Questions Surround Legality of Marijuana Use

With many states legalizing medical and recreational marijuana sales and usage, employers are interested to know how it will impact their workers’ compensation claims. Zenith Insurance Company’s in-house legal team weighed in to answer some of the most common questions.


Question: With some state/local legalization of marijuana use, in what ways does this affect workers’ compensation for employees if they are injured on the job while under the influence of marijuana?

Answer: This is a state-specific question, depending on the statutes, regulations, and case law in each jurisdiction. But, in general, we should look at the intoxication, not the intoxicant. Alcohol is legal but drunk driving isn’t. In Florida, some or many take the position that a medical marijuana card allows a person to use marijuana as a medicine but does not allow them to be under the influence at work. So, an insurer can deny benefits if an employee who has a medical marijuana card tests positive for marijuana after an on-the-job accident. A constant confounding problem is that urine testing doesn’t test for the intoxicating substance (THC), it tests for the metabolite left over after the THC is metabolized. A positive urine test just shows that the person used marijuana at some time in the past. Most carriers today continue to focus on the issue of intoxication and safety on the job, not on whether marijuana is socially acceptable or legal. Some states don’t allow testing for marijuana in an employment context if marijuana is legal for adult recreational use. Currently, that’s not the case in Florida, though it could change because it’s a trend seen in other states as marijuana becomes legal.


Question: Are workers’ compensation statutes governed by federal law (which still rules marijuana use as illegal), and what does this mean to employers/employees?

Answer: The federal law (the Controlled Substances Act) does come into play regarding marijuana in the workplace, but more so in the employment law sense, rather than workers’ compensation.

Employers should be sure to consult with their employment attorneys when facing marijuana questions since there could be discrimination or Americans With Disability Act consequences to decisions made regarding marijuana in the workplace. If the federal government removes marijuana from Schedule 1 of the Controlled Substances Act, it may impact state workers’ compensation laws.

For example, in Florida, a recent case held that a workers’ compensation carrier doesn’t have to pay for a medical marijuana evaluation because marijuana is on Schedule 1 and, by definition, has no medicinal value. Thus, the court reasoned, marijuana could never be medically reasonable or necessary, therefore the evaluation is not necessary. If, however, marijuana comes off Schedule 1, an injured employee could or might argue that a carrier has to pay for the evaluation, medical marijuana card, and delivery device. Note – currently, the Florida Medical Marijuana law says marijuana “is not reimbursable” under workers’ compensation, so insurance carriers would not have to pay for the cannabis, but might have to pay for the evaluation, vape pen or rolling papers.

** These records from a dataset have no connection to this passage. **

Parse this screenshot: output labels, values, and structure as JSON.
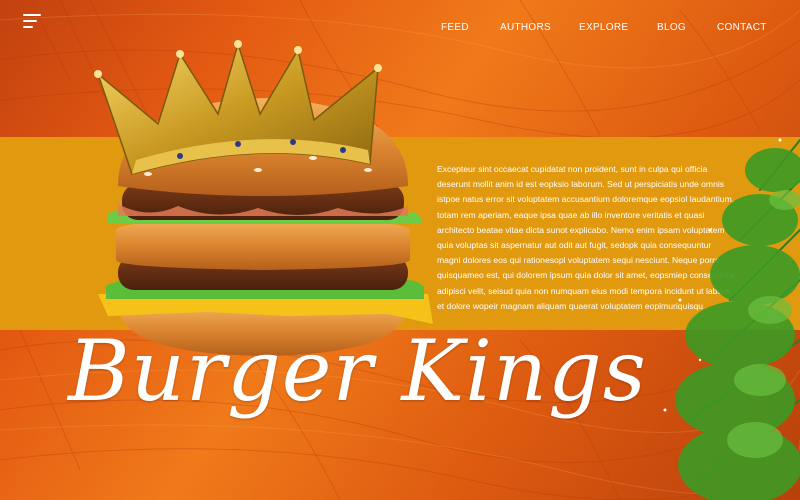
{
  "nav": {
    "items": [
      "FEED",
      "AUTHORS",
      "EXPLORE",
      "BLOG",
      "CONTACT"
    ]
  },
  "hero": {
    "title": "Burger Kings",
    "body": "Excepteur sint occaecat cupidatat non proident, sunt in culpa qui officia deserunt mollit anim id est eopksio laborum. Sed ut perspiciatis unde omnis istpoe natus error sit voluptatem accusantium doloremque eopsiol laudantium, totam rem aperiam, eaque ipsa quae ab illo inventore veritatis et quasi architecto beatae vitae dicta sunot explicabo. Nemo enim ipsam voluptatem quia voluptas sit aspernatur aut odit aut fugit, sedopk quia consequuntur magni dolores eos qui rationesopl voluptatem sequi nesciunt. Neque porro quisquameo est, qui dolorem ipsum quia dolor sit amet, eopsmiep consectetur, adipisci velit, seisud quia non numquam eius modi tempora incidunt ut labore et dolore wopeir magnam aliquam quaerat voluptatem eoplmuriquisqu"
  },
  "icons": {
    "menu": "hamburger-menu-icon"
  },
  "colors": {
    "background": "#e35a12",
    "band": "#e19a10",
    "text": "#ffffff",
    "crown": "#d4a92a"
  }
}
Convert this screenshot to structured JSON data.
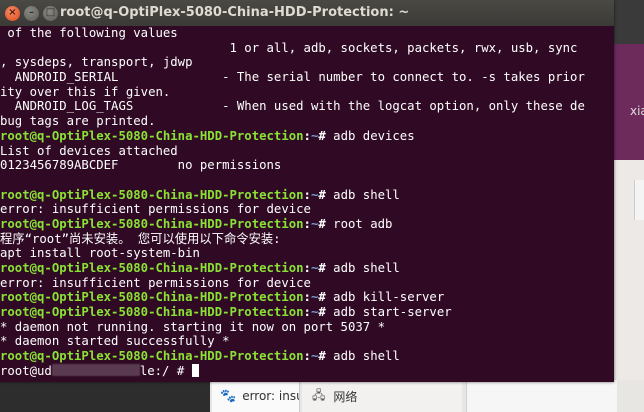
{
  "window": {
    "title": "root@q-OptiPlex-5080-China-HDD-Protection: ~",
    "controls": {
      "close": "×",
      "minimize": "–",
      "maximize": "□"
    }
  },
  "terminal": {
    "lines": [
      {
        "kind": "text",
        "text": " of the following values"
      },
      {
        "kind": "text",
        "text": "                               1 or all, adb, sockets, packets, rwx, usb, sync"
      },
      {
        "kind": "text",
        "text": ", sysdeps, transport, jdwp"
      },
      {
        "kind": "text",
        "text": "  ANDROID_SERIAL              - The serial number to connect to. -s takes prior"
      },
      {
        "kind": "text",
        "text": "ity over this if given."
      },
      {
        "kind": "text",
        "text": "  ANDROID_LOG_TAGS            - When used with the logcat option, only these de"
      },
      {
        "kind": "text",
        "text": "bug tags are printed."
      },
      {
        "kind": "prompt",
        "user": "root@q-OptiPlex-5080-China-HDD-Protection",
        "path": "~",
        "symbol": "# ",
        "cmd": "adb devices"
      },
      {
        "kind": "text",
        "text": "List of devices attached"
      },
      {
        "kind": "text",
        "text": "0123456789ABCDEF        no permissions"
      },
      {
        "kind": "text",
        "text": ""
      },
      {
        "kind": "prompt",
        "user": "root@q-OptiPlex-5080-China-HDD-Protection",
        "path": "~",
        "symbol": "# ",
        "cmd": "adb shell"
      },
      {
        "kind": "text",
        "text": "error: insufficient permissions for device"
      },
      {
        "kind": "prompt",
        "user": "root@q-OptiPlex-5080-China-HDD-Protection",
        "path": "~",
        "symbol": "# ",
        "cmd": "root adb"
      },
      {
        "kind": "text",
        "text": "程序“root”尚未安装。 您可以使用以下命令安装:"
      },
      {
        "kind": "text",
        "text": "apt install root-system-bin"
      },
      {
        "kind": "prompt",
        "user": "root@q-OptiPlex-5080-China-HDD-Protection",
        "path": "~",
        "symbol": "# ",
        "cmd": "adb shell"
      },
      {
        "kind": "text",
        "text": "error: insufficient permissions for device"
      },
      {
        "kind": "prompt",
        "user": "root@q-OptiPlex-5080-China-HDD-Protection",
        "path": "~",
        "symbol": "# ",
        "cmd": "adb kill-server"
      },
      {
        "kind": "prompt",
        "user": "root@q-OptiPlex-5080-China-HDD-Protection",
        "path": "~",
        "symbol": "# ",
        "cmd": "adb start-server"
      },
      {
        "kind": "text",
        "text": "* daemon not running. starting it now on port 5037 *"
      },
      {
        "kind": "text",
        "text": "* daemon started successfully *"
      },
      {
        "kind": "prompt",
        "user": "root@q-OptiPlex-5080-China-HDD-Protection",
        "path": "~",
        "symbol": "# ",
        "cmd": "adb shell"
      },
      {
        "kind": "shell",
        "before": "root@ud",
        "after": "le:/ # "
      }
    ]
  },
  "background": {
    "right_word": "xia",
    "bottom_error": "error: insuf",
    "bottom_network": "网络"
  }
}
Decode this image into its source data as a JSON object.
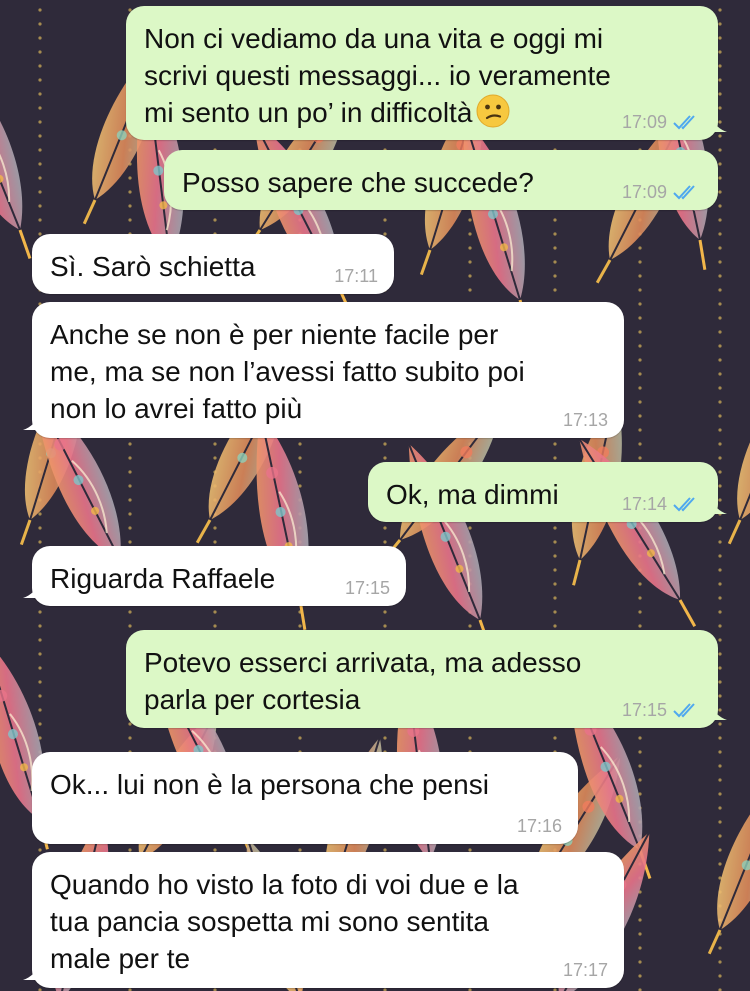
{
  "theme": {
    "outgoing_bubble": "#dcf8c6",
    "incoming_bubble": "#ffffff",
    "background": "#2f2a3a",
    "read_tick": "#4fa8ef"
  },
  "messages": [
    {
      "direction": "outgoing",
      "text": "Non ci vediamo da una vita e oggi mi\nscrivi questi messaggi... io veramente\nmi sento un po’ in difficoltà",
      "emoji": "confused-face",
      "time": "17:09",
      "status": "read"
    },
    {
      "direction": "outgoing",
      "text": "Posso sapere che succede?",
      "time": "17:09",
      "status": "read"
    },
    {
      "direction": "incoming",
      "text": "Sì. Sarò schietta",
      "time": "17:11"
    },
    {
      "direction": "incoming",
      "text": "Anche se non è per niente facile per\nme, ma se non l’avessi fatto subito poi\nnon lo avrei fatto più",
      "time": "17:13"
    },
    {
      "direction": "outgoing",
      "text": "Ok, ma dimmi",
      "time": "17:14",
      "status": "read"
    },
    {
      "direction": "incoming",
      "text": "Riguarda Raffaele",
      "time": "17:15"
    },
    {
      "direction": "outgoing",
      "text": "Potevo esserci arrivata, ma adesso\nparla per cortesia",
      "time": "17:15",
      "status": "read"
    },
    {
      "direction": "incoming",
      "text": "Ok... lui non è la persona che pensi",
      "time": "17:16"
    },
    {
      "direction": "incoming",
      "text": "Quando ho visto la foto di voi due e la\ntua pancia sospetta mi sono sentita\nmale per te",
      "time": "17:17"
    }
  ]
}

Question: What other issues are employers seeing due to the increased use of marijuana?

Answer: The biggest problem Florida employers face relates to the labor shortage coupled with the increase in marijuana use. Some employers are having a very difficult time finding employees who test negative for marijuana on applicant testing (Florida Drug-Free Workplace requirements include mandatory applicant testing). Employers have asked about removing marijuana from their testing panel. Many insurers (something, not “we”) discourage that, as it creates limitations in determining compensability after a positive post-accident test. As an alternative to not testing for marijuana, some carriers have taken the position that employers can hire applicants who test positive without affecting DFWP status. However, it’s good practice for employers to document that the applicant acknowledges that intoxication on the jobsite is not condoned, that there is no acquiescence to working while under the influence, and that benefits can be denied if there is a positive post-accident test.

A related issue is that employers are reporting very long delays in receiving the results of applicant testing due to the amount of COVID testing that labs are doing. Some employers have lost promising applicants to other employers while waiting on making a final hiring decision until the test results come back. Again, employers should consult with their HR professionals and/or employment attorneys regarding these hiring issues.

The information contained in this article is not to be construed as legal advice and is not meant to be a substitute for legal advice. Zenith Insurance Company (“Zenith”) makes no representations or warranties, express or implied, guarantees or conditions of compliance with applicable laws or regulations and such compliance is ultimately the responsibility of the employer.  The information presented is not applicable in all jurisdictions of the U.S.  The jurisdiction you are in, changes in the law or regulations, or the specific facts of an individual case may result in different interpretations of the law or process than those presented here.